Recorded information:
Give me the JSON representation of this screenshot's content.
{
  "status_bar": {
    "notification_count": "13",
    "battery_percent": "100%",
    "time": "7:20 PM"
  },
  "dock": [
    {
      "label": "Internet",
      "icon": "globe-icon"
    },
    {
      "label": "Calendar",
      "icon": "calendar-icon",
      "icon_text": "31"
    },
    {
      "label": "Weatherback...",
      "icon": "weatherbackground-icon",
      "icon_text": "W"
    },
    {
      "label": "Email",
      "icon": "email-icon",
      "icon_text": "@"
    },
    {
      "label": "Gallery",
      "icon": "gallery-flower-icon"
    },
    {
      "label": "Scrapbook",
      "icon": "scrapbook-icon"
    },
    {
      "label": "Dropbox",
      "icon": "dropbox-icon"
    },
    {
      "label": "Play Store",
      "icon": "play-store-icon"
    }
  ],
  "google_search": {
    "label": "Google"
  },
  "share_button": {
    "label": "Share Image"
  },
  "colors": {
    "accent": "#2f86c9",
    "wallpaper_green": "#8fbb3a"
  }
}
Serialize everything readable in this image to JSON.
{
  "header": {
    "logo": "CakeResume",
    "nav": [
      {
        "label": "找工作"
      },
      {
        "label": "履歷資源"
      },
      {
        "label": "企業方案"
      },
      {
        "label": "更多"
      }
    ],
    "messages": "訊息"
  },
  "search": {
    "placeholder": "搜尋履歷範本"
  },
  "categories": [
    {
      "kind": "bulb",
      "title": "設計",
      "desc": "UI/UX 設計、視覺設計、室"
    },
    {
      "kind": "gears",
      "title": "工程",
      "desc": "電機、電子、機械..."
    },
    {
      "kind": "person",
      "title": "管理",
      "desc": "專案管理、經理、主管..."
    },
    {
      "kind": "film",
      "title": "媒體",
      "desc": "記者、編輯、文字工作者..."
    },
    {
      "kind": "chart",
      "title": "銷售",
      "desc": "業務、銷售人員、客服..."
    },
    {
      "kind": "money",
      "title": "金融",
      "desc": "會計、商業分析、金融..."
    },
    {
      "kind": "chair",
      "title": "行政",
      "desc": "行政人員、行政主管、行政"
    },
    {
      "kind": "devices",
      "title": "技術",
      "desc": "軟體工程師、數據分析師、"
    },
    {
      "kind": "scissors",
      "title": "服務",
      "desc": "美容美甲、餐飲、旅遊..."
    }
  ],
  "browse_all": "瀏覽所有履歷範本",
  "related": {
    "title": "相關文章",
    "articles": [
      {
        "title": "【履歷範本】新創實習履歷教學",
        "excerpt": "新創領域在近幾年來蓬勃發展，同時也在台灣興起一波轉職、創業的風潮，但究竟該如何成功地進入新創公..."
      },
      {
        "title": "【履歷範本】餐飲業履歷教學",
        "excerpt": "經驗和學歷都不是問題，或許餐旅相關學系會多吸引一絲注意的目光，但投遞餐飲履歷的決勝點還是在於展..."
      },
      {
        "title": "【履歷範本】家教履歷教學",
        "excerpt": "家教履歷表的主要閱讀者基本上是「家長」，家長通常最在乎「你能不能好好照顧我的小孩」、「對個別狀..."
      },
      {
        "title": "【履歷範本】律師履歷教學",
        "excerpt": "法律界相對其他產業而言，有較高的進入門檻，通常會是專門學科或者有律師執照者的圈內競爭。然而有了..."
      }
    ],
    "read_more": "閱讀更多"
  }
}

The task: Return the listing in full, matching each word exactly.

Reply to the task:
Give me the JSON representation of this screenshot's content.
{
  "status_bar": {
    "notification_count": "13",
    "battery_percent": "100%",
    "time": "7:20 PM"
  },
  "dock": [
    {
      "label": "Internet",
      "icon": "globe-icon"
    },
    {
      "label": "Calendar",
      "icon": "calendar-icon",
      "icon_text": "31"
    },
    {
      "label": "Weatherback...",
      "icon": "weatherbackground-icon",
      "icon_text": "W"
    },
    {
      "label": "Email",
      "icon": "email-icon",
      "icon_text": "@"
    },
    {
      "label": "Gallery",
      "icon": "gallery-flower-icon"
    },
    {
      "label": "Scrapbook",
      "icon": "scrapbook-icon"
    },
    {
      "label": "Dropbox",
      "icon": "dropbox-icon"
    },
    {
      "label": "Play Store",
      "icon": "play-store-icon"
    }
  ],
  "google_search": {
    "label": "Google"
  },
  "share_button": {
    "label": "Share Image"
  },
  "colors": {
    "accent": "#2f86c9",
    "wallpaper_green": "#8fbb3a"
  }
}
Serialize everything readable in this image to JSON.
{
  "header": {
    "logo": "CakeResume",
    "nav": [
      {
        "label": "找工作"
      },
      {
        "label": "履歷資源"
      },
      {
        "label": "企業方案"
      },
      {
        "label": "更多"
      }
    ],
    "messages": "訊息"
  },
  "search": {
    "placeholder": "搜尋履歷範本"
  },
  "categories": [
    {
      "kind": "bulb",
      "title": "設計",
      "desc": "UI/UX 設計、視覺設計、室"
    },
    {
      "kind": "gears",
      "title": "工程",
      "desc": "電機、電子、機械..."
    },
    {
      "kind": "person",
      "title": "管理",
      "desc": "專案管理、經理、主管..."
    },
    {
      "kind": "film",
      "title": "媒體",
      "desc": "記者、編輯、文字工作者..."
    },
    {
      "kind": "chart",
      "title": "銷售",
      "desc": "業務、銷售人員、客服..."
    },
    {
      "kind": "money",
      "title": "金融",
      "desc": "會計、商業分析、金融..."
    },
    {
      "kind": "chair",
      "title": "行政",
      "desc": "行政人員、行政主管、行政"
    },
    {
      "kind": "devices",
      "title": "技術",
      "desc": "軟體工程師、數據分析師、"
    },
    {
      "kind": "scissors",
      "title": "服務",
      "desc": "美容美甲、餐飲、旅遊..."
    }
  ],
  "browse_all": "瀏覽所有履歷範本",
  "related": {
    "title": "相關文章",
    "articles": [
      {
        "title": "【履歷範本】新創實習履歷教學",
        "excerpt": "新創領域在近幾年來蓬勃發展，同時也在台灣興起一波轉職、創業的風潮，但究竟該如何成功地進入新創公..."
      },
      {
        "title": "【履歷範本】餐飲業履歷教學",
        "excerpt": "經驗和學歷都不是問題，或許餐旅相關學系會多吸引一絲注意的目光，但投遞餐飲履歷的決勝點還是在於展..."
      },
      {
        "title": "【履歷範本】家教履歷教學",
        "excerpt": "家教履歷表的主要閱讀者基本上是「家長」，家長通常最在乎「你能不能好好照顧我的小孩」、「對個別狀..."
      },
      {
        "title": "【履歷範本】律師履歷教學",
        "excerpt": "法律界相對其他產業而言，有較高的進入門檻，通常會是專門學科或者有律師執照者的圈內競爭。然而有了..."
      }
    ],
    "read_more": "閱讀更多"
  }
}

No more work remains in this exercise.